__ACTION ITEM__:
A complete and exact copy of the data below is required.

Source records:
———
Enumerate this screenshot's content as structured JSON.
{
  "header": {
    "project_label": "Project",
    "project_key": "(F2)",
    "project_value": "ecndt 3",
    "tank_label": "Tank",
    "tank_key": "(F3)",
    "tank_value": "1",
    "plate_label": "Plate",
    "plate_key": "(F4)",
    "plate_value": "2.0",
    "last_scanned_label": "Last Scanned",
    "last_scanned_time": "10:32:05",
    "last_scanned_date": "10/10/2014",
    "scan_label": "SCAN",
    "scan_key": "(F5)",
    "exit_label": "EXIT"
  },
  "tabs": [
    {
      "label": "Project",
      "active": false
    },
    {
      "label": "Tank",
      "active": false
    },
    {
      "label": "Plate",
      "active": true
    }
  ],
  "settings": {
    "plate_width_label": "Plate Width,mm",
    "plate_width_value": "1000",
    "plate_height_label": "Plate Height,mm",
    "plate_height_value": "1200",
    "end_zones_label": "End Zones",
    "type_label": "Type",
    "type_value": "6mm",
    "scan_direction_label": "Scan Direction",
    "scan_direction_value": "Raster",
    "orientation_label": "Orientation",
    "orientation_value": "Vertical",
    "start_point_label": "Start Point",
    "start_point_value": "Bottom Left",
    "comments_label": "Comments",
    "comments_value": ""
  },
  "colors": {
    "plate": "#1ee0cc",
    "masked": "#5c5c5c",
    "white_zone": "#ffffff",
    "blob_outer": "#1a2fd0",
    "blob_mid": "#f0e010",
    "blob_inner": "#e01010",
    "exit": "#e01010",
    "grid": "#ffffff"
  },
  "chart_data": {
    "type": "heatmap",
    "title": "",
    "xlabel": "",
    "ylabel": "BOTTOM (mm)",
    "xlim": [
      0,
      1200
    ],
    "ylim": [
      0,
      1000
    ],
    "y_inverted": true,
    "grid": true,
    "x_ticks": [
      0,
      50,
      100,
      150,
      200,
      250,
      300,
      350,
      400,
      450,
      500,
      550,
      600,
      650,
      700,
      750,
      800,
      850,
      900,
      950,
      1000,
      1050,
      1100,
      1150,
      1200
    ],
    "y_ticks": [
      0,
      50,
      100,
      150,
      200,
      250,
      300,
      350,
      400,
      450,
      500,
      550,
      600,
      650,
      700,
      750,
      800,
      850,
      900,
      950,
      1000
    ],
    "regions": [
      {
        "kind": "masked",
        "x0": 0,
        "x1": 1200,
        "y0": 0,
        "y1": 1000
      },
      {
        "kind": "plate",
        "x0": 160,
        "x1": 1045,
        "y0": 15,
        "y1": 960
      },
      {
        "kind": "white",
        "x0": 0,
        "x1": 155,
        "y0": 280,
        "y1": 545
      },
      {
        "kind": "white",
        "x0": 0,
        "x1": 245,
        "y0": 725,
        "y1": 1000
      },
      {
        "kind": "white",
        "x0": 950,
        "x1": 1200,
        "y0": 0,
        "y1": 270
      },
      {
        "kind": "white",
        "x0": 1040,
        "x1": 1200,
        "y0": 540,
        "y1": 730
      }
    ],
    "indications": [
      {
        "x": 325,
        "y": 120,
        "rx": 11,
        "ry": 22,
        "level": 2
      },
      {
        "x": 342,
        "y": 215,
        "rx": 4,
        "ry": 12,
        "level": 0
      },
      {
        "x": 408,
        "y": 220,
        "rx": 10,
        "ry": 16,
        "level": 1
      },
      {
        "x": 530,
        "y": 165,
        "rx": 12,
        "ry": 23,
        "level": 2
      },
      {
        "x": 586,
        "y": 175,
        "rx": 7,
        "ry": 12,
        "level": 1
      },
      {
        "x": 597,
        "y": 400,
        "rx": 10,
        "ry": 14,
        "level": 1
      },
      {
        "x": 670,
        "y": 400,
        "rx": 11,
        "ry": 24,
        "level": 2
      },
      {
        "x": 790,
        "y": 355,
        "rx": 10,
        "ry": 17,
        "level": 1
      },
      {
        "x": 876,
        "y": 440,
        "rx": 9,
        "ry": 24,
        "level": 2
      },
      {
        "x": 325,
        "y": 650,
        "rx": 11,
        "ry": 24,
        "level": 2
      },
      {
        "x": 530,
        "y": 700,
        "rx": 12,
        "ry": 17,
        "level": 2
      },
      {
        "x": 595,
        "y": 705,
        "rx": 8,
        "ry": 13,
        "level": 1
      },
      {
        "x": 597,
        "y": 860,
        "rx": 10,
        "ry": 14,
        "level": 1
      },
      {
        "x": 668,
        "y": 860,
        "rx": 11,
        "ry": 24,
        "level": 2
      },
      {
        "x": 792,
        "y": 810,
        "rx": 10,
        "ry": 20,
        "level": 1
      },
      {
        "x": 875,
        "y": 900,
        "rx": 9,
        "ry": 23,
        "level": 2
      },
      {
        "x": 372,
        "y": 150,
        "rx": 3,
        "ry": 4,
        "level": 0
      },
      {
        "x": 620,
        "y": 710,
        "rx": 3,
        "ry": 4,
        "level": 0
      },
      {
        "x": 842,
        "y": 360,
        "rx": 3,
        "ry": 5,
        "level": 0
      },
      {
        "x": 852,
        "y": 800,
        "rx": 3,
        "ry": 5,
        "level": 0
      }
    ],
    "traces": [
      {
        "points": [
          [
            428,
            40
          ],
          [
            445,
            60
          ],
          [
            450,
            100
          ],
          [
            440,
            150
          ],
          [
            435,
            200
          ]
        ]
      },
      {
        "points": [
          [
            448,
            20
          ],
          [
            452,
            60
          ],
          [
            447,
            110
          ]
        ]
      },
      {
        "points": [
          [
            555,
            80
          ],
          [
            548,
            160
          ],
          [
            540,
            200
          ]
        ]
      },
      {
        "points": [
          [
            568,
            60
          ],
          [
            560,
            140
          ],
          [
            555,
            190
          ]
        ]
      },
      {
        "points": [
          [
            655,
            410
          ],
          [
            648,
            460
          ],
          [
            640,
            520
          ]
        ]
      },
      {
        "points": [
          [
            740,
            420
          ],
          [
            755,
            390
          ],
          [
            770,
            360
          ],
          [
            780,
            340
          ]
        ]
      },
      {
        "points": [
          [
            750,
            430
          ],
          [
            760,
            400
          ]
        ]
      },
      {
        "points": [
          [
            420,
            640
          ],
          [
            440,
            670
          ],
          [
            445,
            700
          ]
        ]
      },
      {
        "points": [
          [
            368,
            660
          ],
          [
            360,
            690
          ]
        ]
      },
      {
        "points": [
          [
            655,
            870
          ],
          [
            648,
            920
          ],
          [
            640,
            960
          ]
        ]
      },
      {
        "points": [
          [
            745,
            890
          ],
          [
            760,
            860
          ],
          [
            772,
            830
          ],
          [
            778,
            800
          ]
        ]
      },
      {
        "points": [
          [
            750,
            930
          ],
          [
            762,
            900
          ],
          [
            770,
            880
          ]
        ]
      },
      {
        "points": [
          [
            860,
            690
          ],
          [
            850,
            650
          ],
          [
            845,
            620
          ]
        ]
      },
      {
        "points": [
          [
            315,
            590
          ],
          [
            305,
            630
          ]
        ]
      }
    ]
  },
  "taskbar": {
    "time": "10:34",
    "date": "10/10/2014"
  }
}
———
__RESULT OF THIS EXERCISE__:
Enumerate this screenshot's content as structured JSON.
{
  "header": {
    "project_label": "Project",
    "project_key": "(F2)",
    "project_value": "ecndt 3",
    "tank_label": "Tank",
    "tank_key": "(F3)",
    "tank_value": "1",
    "plate_label": "Plate",
    "plate_key": "(F4)",
    "plate_value": "2.0",
    "last_scanned_label": "Last Scanned",
    "last_scanned_time": "10:32:05",
    "last_scanned_date": "10/10/2014",
    "scan_label": "SCAN",
    "scan_key": "(F5)",
    "exit_label": "EXIT"
  },
  "tabs": [
    {
      "label": "Project",
      "active": false
    },
    {
      "label": "Tank",
      "active": false
    },
    {
      "label": "Plate",
      "active": true
    }
  ],
  "settings": {
    "plate_width_label": "Plate Width,mm",
    "plate_width_value": "1000",
    "plate_height_label": "Plate Height,mm",
    "plate_height_value": "1200",
    "end_zones_label": "End Zones",
    "type_label": "Type",
    "type_value": "6mm",
    "scan_direction_label": "Scan Direction",
    "scan_direction_value": "Raster",
    "orientation_label": "Orientation",
    "orientation_value": "Vertical",
    "start_point_label": "Start Point",
    "start_point_value": "Bottom Left",
    "comments_label": "Comments",
    "comments_value": ""
  },
  "colors": {
    "plate": "#1ee0cc",
    "masked": "#5c5c5c",
    "white_zone": "#ffffff",
    "blob_outer": "#1a2fd0",
    "blob_mid": "#f0e010",
    "blob_inner": "#e01010",
    "exit": "#e01010",
    "grid": "#ffffff"
  },
  "chart_data": {
    "type": "heatmap",
    "title": "",
    "xlabel": "",
    "ylabel": "BOTTOM (mm)",
    "xlim": [
      0,
      1200
    ],
    "ylim": [
      0,
      1000
    ],
    "y_inverted": true,
    "grid": true,
    "x_ticks": [
      0,
      50,
      100,
      150,
      200,
      250,
      300,
      350,
      400,
      450,
      500,
      550,
      600,
      650,
      700,
      750,
      800,
      850,
      900,
      950,
      1000,
      1050,
      1100,
      1150,
      1200
    ],
    "y_ticks": [
      0,
      50,
      100,
      150,
      200,
      250,
      300,
      350,
      400,
      450,
      500,
      550,
      600,
      650,
      700,
      750,
      800,
      850,
      900,
      950,
      1000
    ],
    "regions": [
      {
        "kind": "masked",
        "x0": 0,
        "x1": 1200,
        "y0": 0,
        "y1": 1000
      },
      {
        "kind": "plate",
        "x0": 160,
        "x1": 1045,
        "y0": 15,
        "y1": 960
      },
      {
        "kind": "white",
        "x0": 0,
        "x1": 155,
        "y0": 280,
        "y1": 545
      },
      {
        "kind": "white",
        "x0": 0,
        "x1": 245,
        "y0": 725,
        "y1": 1000
      },
      {
        "kind": "white",
        "x0": 950,
        "x1": 1200,
        "y0": 0,
        "y1": 270
      },
      {
        "kind": "white",
        "x0": 1040,
        "x1": 1200,
        "y0": 540,
        "y1": 730
      }
    ],
    "indications": [
      {
        "x": 325,
        "y": 120,
        "rx": 11,
        "ry": 22,
        "level": 2
      },
      {
        "x": 342,
        "y": 215,
        "rx": 4,
        "ry": 12,
        "level": 0
      },
      {
        "x": 408,
        "y": 220,
        "rx": 10,
        "ry": 16,
        "level": 1
      },
      {
        "x": 530,
        "y": 165,
        "rx": 12,
        "ry": 23,
        "level": 2
      },
      {
        "x": 586,
        "y": 175,
        "rx": 7,
        "ry": 12,
        "level": 1
      },
      {
        "x": 597,
        "y": 400,
        "rx": 10,
        "ry": 14,
        "level": 1
      },
      {
        "x": 670,
        "y": 400,
        "rx": 11,
        "ry": 24,
        "level": 2
      },
      {
        "x": 790,
        "y": 355,
        "rx": 10,
        "ry": 17,
        "level": 1
      },
      {
        "x": 876,
        "y": 440,
        "rx": 9,
        "ry": 24,
        "level": 2
      },
      {
        "x": 325,
        "y": 650,
        "rx": 11,
        "ry": 24,
        "level": 2
      },
      {
        "x": 530,
        "y": 700,
        "rx": 12,
        "ry": 17,
        "level": 2
      },
      {
        "x": 595,
        "y": 705,
        "rx": 8,
        "ry": 13,
        "level": 1
      },
      {
        "x": 597,
        "y": 860,
        "rx": 10,
        "ry": 14,
        "level": 1
      },
      {
        "x": 668,
        "y": 860,
        "rx": 11,
        "ry": 24,
        "level": 2
      },
      {
        "x": 792,
        "y": 810,
        "rx": 10,
        "ry": 20,
        "level": 1
      },
      {
        "x": 875,
        "y": 900,
        "rx": 9,
        "ry": 23,
        "level": 2
      },
      {
        "x": 372,
        "y": 150,
        "rx": 3,
        "ry": 4,
        "level": 0
      },
      {
        "x": 620,
        "y": 710,
        "rx": 3,
        "ry": 4,
        "level": 0
      },
      {
        "x": 842,
        "y": 360,
        "rx": 3,
        "ry": 5,
        "level": 0
      },
      {
        "x": 852,
        "y": 800,
        "rx": 3,
        "ry": 5,
        "level": 0
      }
    ],
    "traces": [
      {
        "points": [
          [
            428,
            40
          ],
          [
            445,
            60
          ],
          [
            450,
            100
          ],
          [
            440,
            150
          ],
          [
            435,
            200
          ]
        ]
      },
      {
        "points": [
          [
            448,
            20
          ],
          [
            452,
            60
          ],
          [
            447,
            110
          ]
        ]
      },
      {
        "points": [
          [
            555,
            80
          ],
          [
            548,
            160
          ],
          [
            540,
            200
          ]
        ]
      },
      {
        "points": [
          [
            568,
            60
          ],
          [
            560,
            140
          ],
          [
            555,
            190
          ]
        ]
      },
      {
        "points": [
          [
            655,
            410
          ],
          [
            648,
            460
          ],
          [
            640,
            520
          ]
        ]
      },
      {
        "points": [
          [
            740,
            420
          ],
          [
            755,
            390
          ],
          [
            770,
            360
          ],
          [
            780,
            340
          ]
        ]
      },
      {
        "points": [
          [
            750,
            430
          ],
          [
            760,
            400
          ]
        ]
      },
      {
        "points": [
          [
            420,
            640
          ],
          [
            440,
            670
          ],
          [
            445,
            700
          ]
        ]
      },
      {
        "points": [
          [
            368,
            660
          ],
          [
            360,
            690
          ]
        ]
      },
      {
        "points": [
          [
            655,
            870
          ],
          [
            648,
            920
          ],
          [
            640,
            960
          ]
        ]
      },
      {
        "points": [
          [
            745,
            890
          ],
          [
            760,
            860
          ],
          [
            772,
            830
          ],
          [
            778,
            800
          ]
        ]
      },
      {
        "points": [
          [
            750,
            930
          ],
          [
            762,
            900
          ],
          [
            770,
            880
          ]
        ]
      },
      {
        "points": [
          [
            860,
            690
          ],
          [
            850,
            650
          ],
          [
            845,
            620
          ]
        ]
      },
      {
        "points": [
          [
            315,
            590
          ],
          [
            305,
            630
          ]
        ]
      }
    ]
  },
  "taskbar": {
    "time": "10:34",
    "date": "10/10/2014"
  }
}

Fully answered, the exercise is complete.